Stuart Carkener, II was born on June 24, 1897 in Colorado to George S. and Nell Evans Carkener. He was educated in the grade schools and Country Day School, Kansas City, and Princeton University, Class of 1919. In May, 1917, he sailed for France in the American Field Service where he served for six months in the camion branch, driving in one of the trains of trucks that delivered shells from the railroads to the batteries before and during the great battle of the Chemin des Dames.
In December, 1917, he returned to the United States and made plans to enter service in our Army. It was his determination to return to France immediately, and he declined to make any effort to enter officers' training camps in this country, for which, by his education and experience, he was well fitted. After looking the situation over he enlisted in the 76th Field Artillery, being advised that this regiment was to be among the next to sail.
In April, 1918, he embarked for France a second time. After three weeks of training, his regiment, on the night of July 14th, found itself in a little village not far from Château-Thierry with the German barrage roaring and crackling about their heads. The casualties were great that night owing to the lack of shelter, and Corporal Carkener, for he had received his promotion during the period of training, was obliged to work "as stretcher bearer, trench and grave digger" for twenty hours, during eight of which he wore a gas mask. Then came the Allied advances, of which he wrote, "They mean all sorts of work for us, but as long as they are in the right direction you can bet we don't mind the extra hardship," and at that point we must piece on the story of that heroic sacrifice in the cornfield.
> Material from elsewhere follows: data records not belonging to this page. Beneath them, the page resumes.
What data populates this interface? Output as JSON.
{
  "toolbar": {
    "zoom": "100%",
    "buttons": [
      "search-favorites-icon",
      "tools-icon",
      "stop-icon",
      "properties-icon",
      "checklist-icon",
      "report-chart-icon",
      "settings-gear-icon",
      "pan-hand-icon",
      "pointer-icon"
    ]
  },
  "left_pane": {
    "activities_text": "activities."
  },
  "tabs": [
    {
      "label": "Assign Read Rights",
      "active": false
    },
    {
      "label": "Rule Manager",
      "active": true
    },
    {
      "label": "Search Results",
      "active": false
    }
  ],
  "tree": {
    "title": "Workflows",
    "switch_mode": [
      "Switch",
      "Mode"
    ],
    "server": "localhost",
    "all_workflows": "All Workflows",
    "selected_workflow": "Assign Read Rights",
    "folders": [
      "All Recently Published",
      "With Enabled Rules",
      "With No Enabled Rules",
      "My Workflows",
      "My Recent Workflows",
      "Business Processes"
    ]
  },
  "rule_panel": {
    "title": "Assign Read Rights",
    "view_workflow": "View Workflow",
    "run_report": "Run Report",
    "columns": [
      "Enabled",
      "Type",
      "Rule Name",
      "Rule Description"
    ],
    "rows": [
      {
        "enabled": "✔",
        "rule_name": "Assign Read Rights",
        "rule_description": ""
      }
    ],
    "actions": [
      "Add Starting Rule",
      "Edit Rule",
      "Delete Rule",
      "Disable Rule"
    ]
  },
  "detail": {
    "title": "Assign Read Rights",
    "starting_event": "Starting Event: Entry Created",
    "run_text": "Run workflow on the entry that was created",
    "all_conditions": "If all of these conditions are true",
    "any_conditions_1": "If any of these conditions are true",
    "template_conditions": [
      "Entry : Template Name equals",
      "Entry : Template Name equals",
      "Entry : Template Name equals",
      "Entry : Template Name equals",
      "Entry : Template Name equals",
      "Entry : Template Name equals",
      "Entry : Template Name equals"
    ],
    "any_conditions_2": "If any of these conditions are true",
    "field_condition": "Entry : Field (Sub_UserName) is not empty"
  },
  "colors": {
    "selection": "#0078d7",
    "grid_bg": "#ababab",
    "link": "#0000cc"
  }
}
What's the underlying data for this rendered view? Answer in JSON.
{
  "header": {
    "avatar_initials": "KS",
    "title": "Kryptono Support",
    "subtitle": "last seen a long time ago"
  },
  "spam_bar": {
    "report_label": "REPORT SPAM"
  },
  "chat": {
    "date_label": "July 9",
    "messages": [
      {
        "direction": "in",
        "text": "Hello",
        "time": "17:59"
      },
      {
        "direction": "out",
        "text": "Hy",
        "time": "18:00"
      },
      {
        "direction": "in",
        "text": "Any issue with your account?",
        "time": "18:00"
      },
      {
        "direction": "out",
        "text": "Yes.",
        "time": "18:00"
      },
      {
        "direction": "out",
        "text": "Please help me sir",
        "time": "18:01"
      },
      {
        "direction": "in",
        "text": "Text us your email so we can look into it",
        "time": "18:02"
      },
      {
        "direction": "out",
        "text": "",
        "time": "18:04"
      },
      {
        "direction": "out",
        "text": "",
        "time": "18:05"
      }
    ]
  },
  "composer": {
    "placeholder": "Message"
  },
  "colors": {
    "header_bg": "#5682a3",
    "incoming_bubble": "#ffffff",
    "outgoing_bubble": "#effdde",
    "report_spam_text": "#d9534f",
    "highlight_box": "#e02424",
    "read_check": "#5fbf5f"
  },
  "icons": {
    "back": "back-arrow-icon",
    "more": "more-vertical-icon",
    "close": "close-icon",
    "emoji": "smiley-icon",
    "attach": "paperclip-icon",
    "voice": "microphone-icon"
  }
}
CPL Carkener was Killed in Action on July 30, 1918 by a shell near Ronchères, northeast of Château-Thierry, France. He is now buried in the Forest Hill Cemetery, Kansas City, Jackson County, Missouri, USA.
Source of information: www.findagrave.com